from the District Court of Cass County, East Central Judicial
District, the Honorable Frank L. Racek, Judge.
L. Clark (argued), Assistant State's Attorney, and Reid
A. Brady (appeared), Fargo, N.D., for plaintiff and
G. Mertz, Fargo, N.D., for defendant and appellee.
L. Herbel (on brief), Bismarck, N.D., for amicus curiae North
Dakota Association of Criminal Defense Lawyers.
1] The State appeals from an order granting Steven Helm's
motion to dismiss a criminal prosecution against him for
refusing to submit to a warrantless urine test incident to
arrest. We conclude the State may not criminally prosecute

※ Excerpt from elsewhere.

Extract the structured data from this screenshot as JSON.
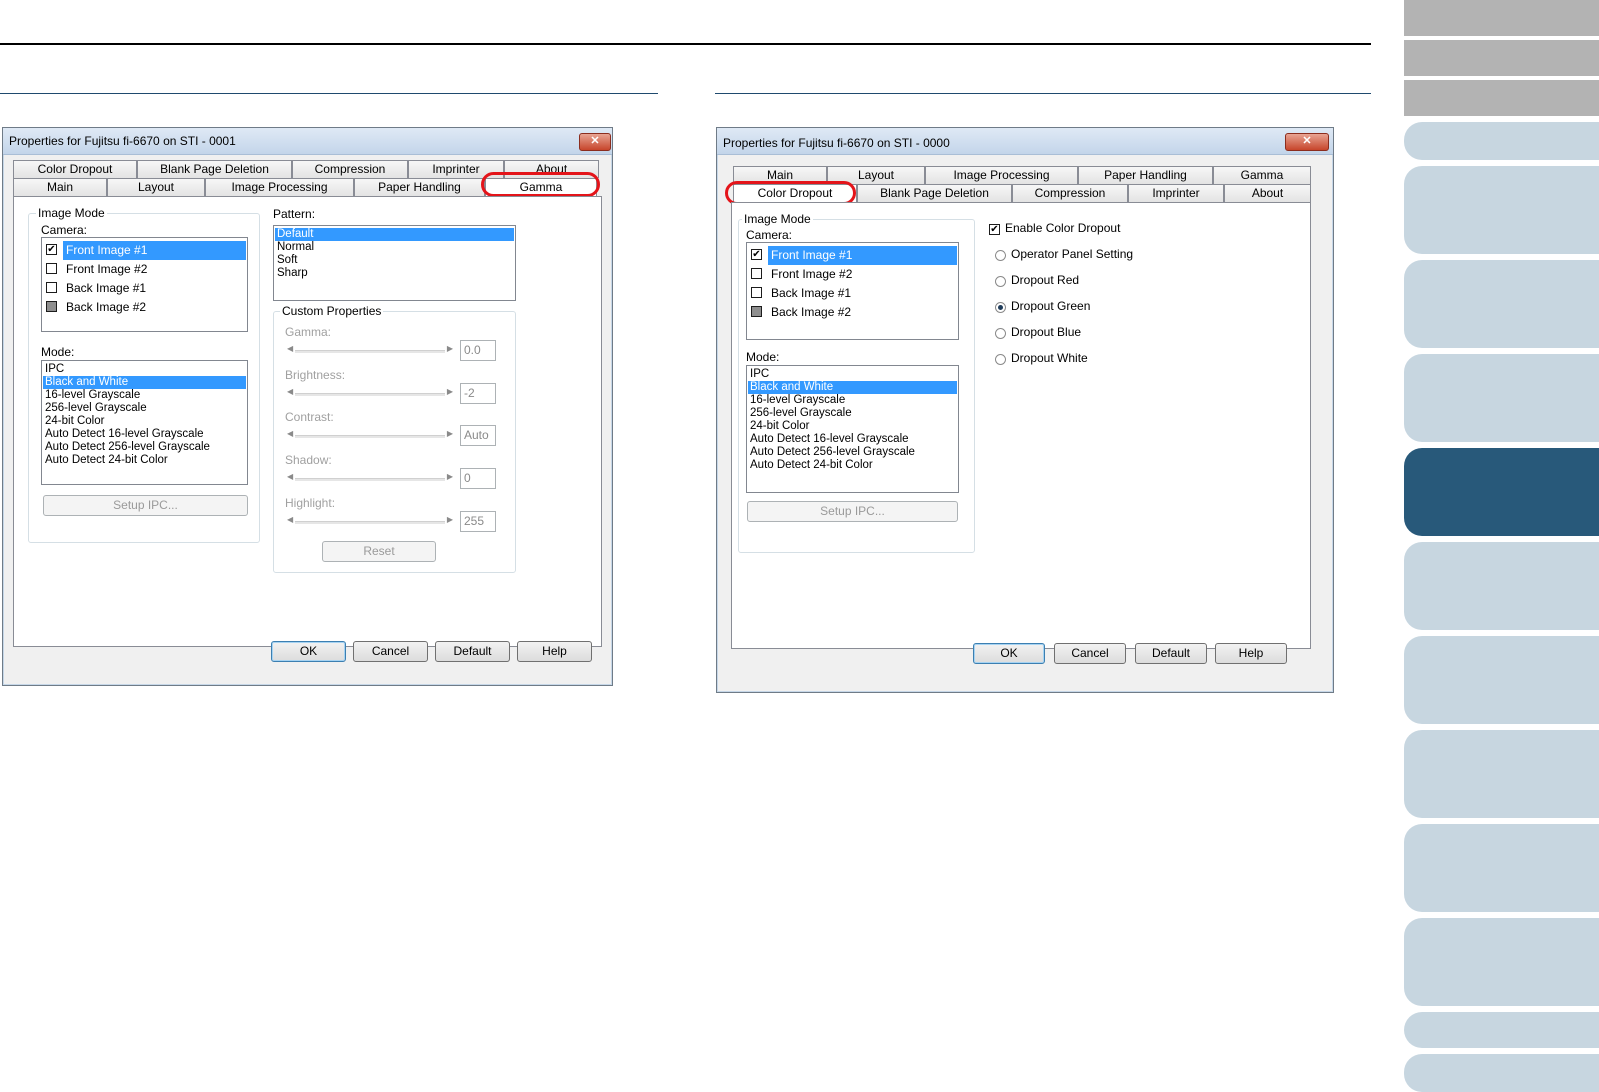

Helm for refusing to submit to the warrantless urine test
incident to arrest, and we affirm the order.
2] At 1:30 a.m. on May 5, 2016, a law enforcement officer
observed Helm driving a motor vehicle without headlights.

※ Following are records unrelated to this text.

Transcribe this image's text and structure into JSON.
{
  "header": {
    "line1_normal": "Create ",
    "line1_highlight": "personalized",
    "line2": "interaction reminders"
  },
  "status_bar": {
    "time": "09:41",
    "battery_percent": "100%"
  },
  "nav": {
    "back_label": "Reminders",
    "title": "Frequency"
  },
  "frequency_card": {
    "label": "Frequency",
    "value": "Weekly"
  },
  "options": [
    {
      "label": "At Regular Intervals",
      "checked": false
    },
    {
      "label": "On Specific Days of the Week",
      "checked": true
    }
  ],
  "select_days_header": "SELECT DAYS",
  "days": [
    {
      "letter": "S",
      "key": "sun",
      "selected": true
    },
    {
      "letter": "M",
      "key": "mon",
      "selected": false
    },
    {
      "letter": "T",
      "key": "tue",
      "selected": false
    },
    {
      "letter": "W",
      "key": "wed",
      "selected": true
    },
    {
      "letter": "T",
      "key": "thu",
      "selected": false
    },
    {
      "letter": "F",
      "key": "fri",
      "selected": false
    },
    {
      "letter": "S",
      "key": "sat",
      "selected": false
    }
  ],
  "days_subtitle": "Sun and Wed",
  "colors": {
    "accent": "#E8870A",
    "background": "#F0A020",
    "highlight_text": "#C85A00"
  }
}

After interaction with Helm during a traffic stop, the
officer suspected Helm was driving under the influence of a
controlled substance. Helm was ultimately arrested for
driving under the influence, and he subsequently refused to
submit to a warrantless urine test incident to the arrest.
The State charged Helm with refusing to submit to a chemical
3] The district court granted Helm's motion to dismiss,
ruling the requested warrantless urine test incident to
arrest was like a warrantless blood test incident to arrest
under Birchfield v. North Dakota, 136 S.Ct. 2160
(2016). The court concluded the exception to the warrant
requirement for a search incident to arrest did not apply to
the warrantless urine test and Helm could not be criminally
prosecuted for refusing the warrantless urine test.
4] Section 39-08-01, N.D.C.C., criminalizes a driver's
refusal to submit to a law enforcement officer's request
under N.D.C.C. § 39-20-01 for a chemical test of the
driver's blood, breath, or urine. Section 39-20-01,
N.D.C.C., provides that any individual operating a motor
vehicle on a highway of this State is deemed to have given
consent to a chemical test of the individual's blood,
breath, or urine to determine the alcohol concentration or
presence of drugs in the individual's blood, breath, or
urine, and authorizes a law enforcement officer to determine
which test to request. At the time relevant to this
proceeding, N.D.C.C. § 39-20-01(3)(a)  described the implied
The law enforcement officer shall inform the individual
charged that North Dakota law requires the individual to take
the test to determine whether the individual is under the
influence of alcohol or drugs; that refusal to take the test
directed by the law enforcement officer is a crime punishable
in the same manner as driving under the influence; and that
refusal of the individual to submit to the test directed by
the law enforcement officer may result in a revocation for a
minimum of one hundred eighty days and up to three years of
the individual's driving privileges.
5] The State argues the district court erred in ruling the
requested warrantless urine test, which the State claims
would have been administered without requiring any exposure
of the arrestee's genitals, was constitutionally
reasonable as a search incident to an arrest for drug-based
charges of driving under the influence. The State claims a
critical factor for evaluating the reasonableness of a
chemical test is the manner of administration and argues
warrantless urine tests administered without requiring
exposure of the arrestee's genitals are reasonable under
the search incident to arrest exception to the warrant
requirement. The State argues that not requiring exposure of
the arrestee's genitals establishes a categorical rule
for allowing a warrantless urine test incident to arrest for
a drug-based charge of driving while impaired.
6] The Fourth Amendment prohibits unreasonable searches and
seizures, and the administration of urine tests are searches
under that provision. Skinner v. Ry. Labor Execs.'
Ass'n, 489 U.S. 602, 613-17 (1989); Nat'l
Treasury Emps. Union v. Von Raab, 489 U.S. 656, 665
(1989). The touchstone for a search under the Fourth
Amendment is reasonableness and typically requires law
enforcement to obtain a judicial warrant before conducting a
search. Birchfield, 136 S.Ct. at 2173. Searches
conducted outside the judicial process without a warrant are
per se ...